Buffy Sainte-Marie – Bluesfest Sideshow: CANCELLED


Wed 8 Apr 2020, 7:30pm

Where: City Recital Hall, 2 Angel Place, Sydney CBD, New South Wales

Restrictions: All Ages

Ticket Information:

  • General Admission: $80.00
  • Consession: $69.00
  • Additional fees may apply

Related Artists:

Academy Award-winning music icon Buffy Sainte-Marie is returning to Sydney, Melbourne and Cairns this April while she's in the country for Bluesfest Byron Bay.

Since her ground-breaking debut 'It’s My Way!' in 1964, Cree singer-songwriter Sainte-Marie has been a trailblazer, a tireless advocate for Indigenous people, an innovative artist, and a disruptor of the status quo. Buffy Sainte-Marie has spent her whole life creating, and her artistry, humanitarian efforts, and Indigenous leadership have made her a unique force in the music industry. In 1969, she made one of the world’s first electronic vocal albums. In 1982, she became the only Indigenous person to win an Oscar; she spent five years on Sesame Street where she became the first woman to breastfeed on national television.

She's been blacklisted and silenced. She's written pop standards sung and recorded by the likes of Janis Joplin, Elvis Presley, Donovan, Joe Cocker and Jennifer Warnes. She penned 'Universal Soldier', the definitive anti-war anthem of the 20th century.

Recently coming off her critically acclaimed, award-winning 2015 album 'Power in the Blood', Sainte-Marie is now touring worldwide off the back of her latest studio album 'Medicine Songs'. Part rhythmic healing, part trumpeting wake up call, 'Medicine Songs' is the soundtrack for the resistance. In this timely nineteen-song collection, Buffy Sainte-Marie doesn’t sugarcoat the truth, nor does she shy away from hard realities concerning the environment, Indigenous realities, greed, and racketeering.

But her delivery never comes across as overwhelming or oppressive. Rather than making us feel smaller, sadder or more cynical, Sainte-Marie's 'Medicine Songs' inspires strength and makes us more capable of seeing the world around us clearly.

Says Sainte-Marie: "Protest songs are good, they’re important, and they talk about a problem, but there are other activist songs which don't have a label...they can enlighten and liberate, inform, motivate or otherwise encourage solutions."

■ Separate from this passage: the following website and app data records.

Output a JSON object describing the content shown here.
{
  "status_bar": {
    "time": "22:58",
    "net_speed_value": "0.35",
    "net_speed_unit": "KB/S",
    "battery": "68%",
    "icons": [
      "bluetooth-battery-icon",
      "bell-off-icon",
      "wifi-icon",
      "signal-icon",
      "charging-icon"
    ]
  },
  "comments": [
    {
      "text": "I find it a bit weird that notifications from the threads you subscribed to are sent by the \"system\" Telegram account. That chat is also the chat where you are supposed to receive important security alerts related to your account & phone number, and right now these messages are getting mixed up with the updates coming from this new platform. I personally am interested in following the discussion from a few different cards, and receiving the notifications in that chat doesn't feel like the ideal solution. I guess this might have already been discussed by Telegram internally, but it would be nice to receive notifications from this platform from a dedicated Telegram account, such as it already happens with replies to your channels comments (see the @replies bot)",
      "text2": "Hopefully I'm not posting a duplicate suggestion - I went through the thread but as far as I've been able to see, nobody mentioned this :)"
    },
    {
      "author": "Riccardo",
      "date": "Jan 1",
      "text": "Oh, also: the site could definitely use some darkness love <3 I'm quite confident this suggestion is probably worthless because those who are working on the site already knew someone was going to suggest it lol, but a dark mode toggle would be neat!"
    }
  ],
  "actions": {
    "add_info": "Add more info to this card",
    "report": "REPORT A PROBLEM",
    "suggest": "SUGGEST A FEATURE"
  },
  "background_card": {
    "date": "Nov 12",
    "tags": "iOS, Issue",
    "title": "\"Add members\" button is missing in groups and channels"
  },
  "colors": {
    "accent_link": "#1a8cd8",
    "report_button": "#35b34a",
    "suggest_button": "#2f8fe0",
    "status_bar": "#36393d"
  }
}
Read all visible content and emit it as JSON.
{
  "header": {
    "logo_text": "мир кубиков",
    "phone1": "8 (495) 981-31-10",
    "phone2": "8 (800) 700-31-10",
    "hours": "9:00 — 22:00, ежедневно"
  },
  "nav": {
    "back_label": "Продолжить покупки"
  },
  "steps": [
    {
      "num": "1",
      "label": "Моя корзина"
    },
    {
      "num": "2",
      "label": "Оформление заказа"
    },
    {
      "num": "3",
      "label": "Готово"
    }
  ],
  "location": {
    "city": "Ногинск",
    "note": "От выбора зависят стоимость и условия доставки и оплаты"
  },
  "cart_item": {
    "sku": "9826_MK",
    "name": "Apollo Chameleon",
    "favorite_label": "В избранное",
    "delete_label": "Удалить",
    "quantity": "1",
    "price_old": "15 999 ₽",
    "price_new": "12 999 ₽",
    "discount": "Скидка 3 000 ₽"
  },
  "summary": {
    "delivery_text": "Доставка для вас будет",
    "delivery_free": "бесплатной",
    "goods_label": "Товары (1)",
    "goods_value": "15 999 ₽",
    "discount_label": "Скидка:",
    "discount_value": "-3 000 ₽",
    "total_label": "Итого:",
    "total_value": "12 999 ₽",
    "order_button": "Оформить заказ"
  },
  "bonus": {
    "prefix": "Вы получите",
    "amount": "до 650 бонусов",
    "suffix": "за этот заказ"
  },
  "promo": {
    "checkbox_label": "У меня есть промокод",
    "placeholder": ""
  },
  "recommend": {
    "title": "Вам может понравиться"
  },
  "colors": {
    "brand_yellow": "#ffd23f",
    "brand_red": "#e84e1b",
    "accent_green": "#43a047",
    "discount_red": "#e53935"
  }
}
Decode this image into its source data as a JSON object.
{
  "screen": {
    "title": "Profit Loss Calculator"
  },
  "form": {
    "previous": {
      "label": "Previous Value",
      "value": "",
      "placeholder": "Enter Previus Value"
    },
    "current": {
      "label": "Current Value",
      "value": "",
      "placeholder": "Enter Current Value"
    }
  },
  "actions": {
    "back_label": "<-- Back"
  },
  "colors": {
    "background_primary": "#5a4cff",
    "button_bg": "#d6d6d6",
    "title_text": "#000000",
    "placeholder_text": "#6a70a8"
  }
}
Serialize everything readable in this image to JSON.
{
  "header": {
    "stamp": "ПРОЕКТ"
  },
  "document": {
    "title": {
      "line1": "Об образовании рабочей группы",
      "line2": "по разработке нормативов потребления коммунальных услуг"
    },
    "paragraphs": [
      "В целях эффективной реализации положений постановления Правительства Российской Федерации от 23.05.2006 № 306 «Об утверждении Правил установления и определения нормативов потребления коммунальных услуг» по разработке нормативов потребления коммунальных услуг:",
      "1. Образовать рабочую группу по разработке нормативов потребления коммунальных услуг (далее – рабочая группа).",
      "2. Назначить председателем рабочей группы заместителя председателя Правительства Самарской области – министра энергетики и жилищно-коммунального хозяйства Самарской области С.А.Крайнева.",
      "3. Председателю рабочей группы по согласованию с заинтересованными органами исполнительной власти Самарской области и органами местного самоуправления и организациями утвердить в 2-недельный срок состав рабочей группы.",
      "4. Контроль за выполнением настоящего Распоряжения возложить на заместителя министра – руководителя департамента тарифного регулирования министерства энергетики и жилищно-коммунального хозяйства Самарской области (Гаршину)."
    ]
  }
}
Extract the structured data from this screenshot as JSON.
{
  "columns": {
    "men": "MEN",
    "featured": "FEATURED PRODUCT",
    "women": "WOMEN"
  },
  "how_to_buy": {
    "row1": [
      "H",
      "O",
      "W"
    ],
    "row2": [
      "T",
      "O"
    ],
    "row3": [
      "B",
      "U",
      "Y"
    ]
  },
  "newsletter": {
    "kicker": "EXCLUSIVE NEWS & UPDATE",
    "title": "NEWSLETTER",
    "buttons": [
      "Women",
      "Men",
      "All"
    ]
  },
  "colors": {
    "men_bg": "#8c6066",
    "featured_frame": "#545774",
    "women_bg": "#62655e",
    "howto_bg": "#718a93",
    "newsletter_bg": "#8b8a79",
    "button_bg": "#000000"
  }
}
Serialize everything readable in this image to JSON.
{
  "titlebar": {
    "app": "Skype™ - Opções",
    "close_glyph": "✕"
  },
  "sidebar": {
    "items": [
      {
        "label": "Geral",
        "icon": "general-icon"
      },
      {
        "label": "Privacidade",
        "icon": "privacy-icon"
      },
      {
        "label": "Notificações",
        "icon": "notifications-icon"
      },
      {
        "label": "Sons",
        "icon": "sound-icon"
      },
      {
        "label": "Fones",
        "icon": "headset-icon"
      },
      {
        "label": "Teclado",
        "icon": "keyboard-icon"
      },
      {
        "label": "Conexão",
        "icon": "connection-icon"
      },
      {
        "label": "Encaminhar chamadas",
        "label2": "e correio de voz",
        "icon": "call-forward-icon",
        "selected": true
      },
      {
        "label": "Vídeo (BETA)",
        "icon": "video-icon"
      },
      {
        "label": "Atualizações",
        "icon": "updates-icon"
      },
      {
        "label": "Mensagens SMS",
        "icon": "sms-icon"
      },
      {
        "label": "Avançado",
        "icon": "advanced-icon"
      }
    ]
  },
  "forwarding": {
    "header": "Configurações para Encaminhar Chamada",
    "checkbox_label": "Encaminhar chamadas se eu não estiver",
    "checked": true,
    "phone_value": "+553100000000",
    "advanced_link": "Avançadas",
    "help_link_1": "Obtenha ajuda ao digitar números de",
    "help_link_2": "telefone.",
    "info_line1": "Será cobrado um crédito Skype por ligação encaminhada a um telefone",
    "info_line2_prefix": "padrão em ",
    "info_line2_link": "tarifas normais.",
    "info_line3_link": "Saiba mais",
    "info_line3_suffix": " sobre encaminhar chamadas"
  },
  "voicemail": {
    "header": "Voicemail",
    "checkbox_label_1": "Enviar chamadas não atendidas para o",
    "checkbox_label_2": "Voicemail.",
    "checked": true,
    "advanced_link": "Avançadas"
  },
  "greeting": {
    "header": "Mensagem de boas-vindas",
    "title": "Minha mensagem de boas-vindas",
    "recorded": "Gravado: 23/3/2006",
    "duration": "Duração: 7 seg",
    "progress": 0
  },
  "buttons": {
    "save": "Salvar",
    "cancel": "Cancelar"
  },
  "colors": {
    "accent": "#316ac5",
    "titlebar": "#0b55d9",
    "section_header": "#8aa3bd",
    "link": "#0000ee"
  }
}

Don't miss your chance to see the world’s foremost First Nations artist, Buffy Sainte-Marie, live this coming April.